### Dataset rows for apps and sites
◆ ◆ ◆ ◆ ◆ ◆ ◆

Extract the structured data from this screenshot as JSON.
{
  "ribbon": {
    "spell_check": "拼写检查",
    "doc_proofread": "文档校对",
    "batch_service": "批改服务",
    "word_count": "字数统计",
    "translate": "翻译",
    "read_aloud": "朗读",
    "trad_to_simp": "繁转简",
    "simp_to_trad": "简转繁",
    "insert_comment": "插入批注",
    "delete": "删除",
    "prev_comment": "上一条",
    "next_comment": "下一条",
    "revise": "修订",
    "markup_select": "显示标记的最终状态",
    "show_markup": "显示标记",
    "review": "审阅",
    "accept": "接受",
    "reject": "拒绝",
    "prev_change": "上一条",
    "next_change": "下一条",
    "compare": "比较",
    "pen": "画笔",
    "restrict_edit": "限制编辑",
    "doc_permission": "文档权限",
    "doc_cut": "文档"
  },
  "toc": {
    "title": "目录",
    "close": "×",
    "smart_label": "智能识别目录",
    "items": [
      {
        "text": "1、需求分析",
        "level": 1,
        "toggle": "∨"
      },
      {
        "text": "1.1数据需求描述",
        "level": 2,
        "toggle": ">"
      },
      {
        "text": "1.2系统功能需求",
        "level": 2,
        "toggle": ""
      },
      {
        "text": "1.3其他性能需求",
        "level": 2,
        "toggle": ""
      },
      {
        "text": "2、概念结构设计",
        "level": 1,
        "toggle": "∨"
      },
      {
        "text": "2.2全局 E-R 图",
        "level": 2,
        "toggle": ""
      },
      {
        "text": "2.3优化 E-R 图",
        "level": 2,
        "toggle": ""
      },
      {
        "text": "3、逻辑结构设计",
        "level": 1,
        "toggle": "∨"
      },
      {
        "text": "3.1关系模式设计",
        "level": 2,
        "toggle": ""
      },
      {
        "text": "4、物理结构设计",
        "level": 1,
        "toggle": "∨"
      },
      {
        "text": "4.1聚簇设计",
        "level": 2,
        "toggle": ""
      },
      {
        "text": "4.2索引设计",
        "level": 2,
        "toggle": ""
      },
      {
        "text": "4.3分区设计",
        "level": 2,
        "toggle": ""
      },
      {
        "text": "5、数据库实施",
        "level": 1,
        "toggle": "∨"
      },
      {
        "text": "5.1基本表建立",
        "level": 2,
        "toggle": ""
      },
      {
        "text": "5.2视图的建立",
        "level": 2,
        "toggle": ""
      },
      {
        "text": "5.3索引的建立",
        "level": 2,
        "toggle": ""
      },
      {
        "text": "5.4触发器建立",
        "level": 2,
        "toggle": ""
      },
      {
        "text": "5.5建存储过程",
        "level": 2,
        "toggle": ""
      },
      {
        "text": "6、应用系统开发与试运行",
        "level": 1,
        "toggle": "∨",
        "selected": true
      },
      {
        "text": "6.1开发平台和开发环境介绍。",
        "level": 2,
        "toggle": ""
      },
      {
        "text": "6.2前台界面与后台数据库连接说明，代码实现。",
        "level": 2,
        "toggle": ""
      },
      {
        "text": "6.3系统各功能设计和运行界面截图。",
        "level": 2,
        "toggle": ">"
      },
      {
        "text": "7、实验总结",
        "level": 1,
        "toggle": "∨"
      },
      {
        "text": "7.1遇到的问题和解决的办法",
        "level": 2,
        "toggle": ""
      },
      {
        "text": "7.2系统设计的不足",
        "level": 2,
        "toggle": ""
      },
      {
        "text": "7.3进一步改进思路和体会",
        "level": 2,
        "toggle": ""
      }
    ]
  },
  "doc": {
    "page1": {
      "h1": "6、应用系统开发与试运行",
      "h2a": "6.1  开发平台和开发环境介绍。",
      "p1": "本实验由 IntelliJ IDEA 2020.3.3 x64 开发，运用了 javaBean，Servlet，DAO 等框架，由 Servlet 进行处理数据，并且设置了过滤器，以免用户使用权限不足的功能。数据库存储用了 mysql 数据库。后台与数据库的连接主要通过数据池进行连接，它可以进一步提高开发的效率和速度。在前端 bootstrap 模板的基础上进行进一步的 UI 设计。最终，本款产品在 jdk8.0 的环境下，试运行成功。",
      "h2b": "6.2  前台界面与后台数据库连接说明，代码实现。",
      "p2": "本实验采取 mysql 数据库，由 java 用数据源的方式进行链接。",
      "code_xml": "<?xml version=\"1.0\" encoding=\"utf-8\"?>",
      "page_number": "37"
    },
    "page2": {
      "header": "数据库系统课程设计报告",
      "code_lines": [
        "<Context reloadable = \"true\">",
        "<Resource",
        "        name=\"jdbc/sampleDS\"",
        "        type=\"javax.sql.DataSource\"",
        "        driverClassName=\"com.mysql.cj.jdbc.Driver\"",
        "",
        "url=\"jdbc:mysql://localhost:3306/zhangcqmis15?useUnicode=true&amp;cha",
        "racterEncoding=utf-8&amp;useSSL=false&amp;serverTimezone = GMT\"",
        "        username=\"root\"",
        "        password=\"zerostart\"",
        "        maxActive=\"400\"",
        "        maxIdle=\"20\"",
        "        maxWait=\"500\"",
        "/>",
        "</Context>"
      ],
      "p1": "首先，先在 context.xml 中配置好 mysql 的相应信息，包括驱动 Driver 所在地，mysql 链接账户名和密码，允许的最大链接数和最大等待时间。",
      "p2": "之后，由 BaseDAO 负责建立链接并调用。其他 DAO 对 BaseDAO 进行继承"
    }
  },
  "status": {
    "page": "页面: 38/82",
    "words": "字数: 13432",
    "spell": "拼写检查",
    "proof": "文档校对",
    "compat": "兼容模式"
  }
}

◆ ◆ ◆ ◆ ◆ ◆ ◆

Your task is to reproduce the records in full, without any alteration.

Extract the structured data from this screenshot as JSON.
{
  "ribbon": {
    "spell_check": "拼写检查",
    "doc_proofread": "文档校对",
    "batch_service": "批改服务",
    "word_count": "字数统计",
    "translate": "翻译",
    "read_aloud": "朗读",
    "trad_to_simp": "繁转简",
    "simp_to_trad": "简转繁",
    "insert_comment": "插入批注",
    "delete": "删除",
    "prev_comment": "上一条",
    "next_comment": "下一条",
    "revise": "修订",
    "markup_select": "显示标记的最终状态",
    "show_markup": "显示标记",
    "review": "审阅",
    "accept": "接受",
    "reject": "拒绝",
    "prev_change": "上一条",
    "next_change": "下一条",
    "compare": "比较",
    "pen": "画笔",
    "restrict_edit": "限制编辑",
    "doc_permission": "文档权限",
    "doc_cut": "文档"
  },
  "toc": {
    "title": "目录",
    "close": "×",
    "smart_label": "智能识别目录",
    "items": [
      {
        "text": "1、需求分析",
        "level": 1,
        "toggle": "∨"
      },
      {
        "text": "1.1数据需求描述",
        "level": 2,
        "toggle": ">"
      },
      {
        "text": "1.2系统功能需求",
        "level": 2,
        "toggle": ""
      },
      {
        "text": "1.3其他性能需求",
        "level": 2,
        "toggle": ""
      },
      {
        "text": "2、概念结构设计",
        "level": 1,
        "toggle": "∨"
      },
      {
        "text": "2.2全局 E-R 图",
        "level": 2,
        "toggle": ""
      },
      {
        "text": "2.3优化 E-R 图",
        "level": 2,
        "toggle": ""
      },
      {
        "text": "3、逻辑结构设计",
        "level": 1,
        "toggle": "∨"
      },
      {
        "text": "3.1关系模式设计",
        "level": 2,
        "toggle": ""
      },
      {
        "text": "4、物理结构设计",
        "level": 1,
        "toggle": "∨"
      },
      {
        "text": "4.1聚簇设计",
        "level": 2,
        "toggle": ""
      },
      {
        "text": "4.2索引设计",
        "level": 2,
        "toggle": ""
      },
      {
        "text": "4.3分区设计",
        "level": 2,
        "toggle": ""
      },
      {
        "text": "5、数据库实施",
        "level": 1,
        "toggle": "∨"
      },
      {
        "text": "5.1基本表建立",
        "level": 2,
        "toggle": ""
      },
      {
        "text": "5.2视图的建立",
        "level": 2,
        "toggle": ""
      },
      {
        "text": "5.3索引的建立",
        "level": 2,
        "toggle": ""
      },
      {
        "text": "5.4触发器建立",
        "level": 2,
        "toggle": ""
      },
      {
        "text": "5.5建存储过程",
        "level": 2,
        "toggle": ""
      },
      {
        "text": "6、应用系统开发与试运行",
        "level": 1,
        "toggle": "∨",
        "selected": true
      },
      {
        "text": "6.1开发平台和开发环境介绍。",
        "level": 2,
        "toggle": ""
      },
      {
        "text": "6.2前台界面与后台数据库连接说明，代码实现。",
        "level": 2,
        "toggle": ""
      },
      {
        "text": "6.3系统各功能设计和运行界面截图。",
        "level": 2,
        "toggle": ">"
      },
      {
        "text": "7、实验总结",
        "level": 1,
        "toggle": "∨"
      },
      {
        "text": "7.1遇到的问题和解决的办法",
        "level": 2,
        "toggle": ""
      },
      {
        "text": "7.2系统设计的不足",
        "level": 2,
        "toggle": ""
      },
      {
        "text": "7.3进一步改进思路和体会",
        "level": 2,
        "toggle": ""
      }
    ]
  },
  "doc": {
    "page1": {
      "h1": "6、应用系统开发与试运行",
      "h2a": "6.1  开发平台和开发环境介绍。",
      "p1": "本实验由 IntelliJ IDEA 2020.3.3 x64 开发，运用了 javaBean，Servlet，DAO 等框架，由 Servlet 进行处理数据，并且设置了过滤器，以免用户使用权限不足的功能。数据库存储用了 mysql 数据库。后台与数据库的连接主要通过数据池进行连接，它可以进一步提高开发的效率和速度。在前端 bootstrap 模板的基础上进行进一步的 UI 设计。最终，本款产品在 jdk8.0 的环境下，试运行成功。",
      "h2b": "6.2  前台界面与后台数据库连接说明，代码实现。",
      "p2": "本实验采取 mysql 数据库，由 java 用数据源的方式进行链接。",
      "code_xml": "<?xml version=\"1.0\" encoding=\"utf-8\"?>",
      "page_number": "37"
    },
    "page2": {
      "header": "数据库系统课程设计报告",
      "code_lines": [
        "<Context reloadable = \"true\">",
        "<Resource",
        "        name=\"jdbc/sampleDS\"",
        "        type=\"javax.sql.DataSource\"",
        "        driverClassName=\"com.mysql.cj.jdbc.Driver\"",
        "",
        "url=\"jdbc:mysql://localhost:3306/zhangcqmis15?useUnicode=true&amp;cha",
        "racterEncoding=utf-8&amp;useSSL=false&amp;serverTimezone = GMT\"",
        "        username=\"root\"",
        "        password=\"zerostart\"",
        "        maxActive=\"400\"",
        "        maxIdle=\"20\"",
        "        maxWait=\"500\"",
        "/>",
        "</Context>"
      ],
      "p1": "首先，先在 context.xml 中配置好 mysql 的相应信息，包括驱动 Driver 所在地，mysql 链接账户名和密码，允许的最大链接数和最大等待时间。",
      "p2": "之后，由 BaseDAO 负责建立链接并调用。其他 DAO 对 BaseDAO 进行继承"
    }
  },
  "status": {
    "page": "页面: 38/82",
    "words": "字数: 13432",
    "spell": "拼写检查",
    "proof": "文档校对",
    "compat": "兼容模式"
  }
}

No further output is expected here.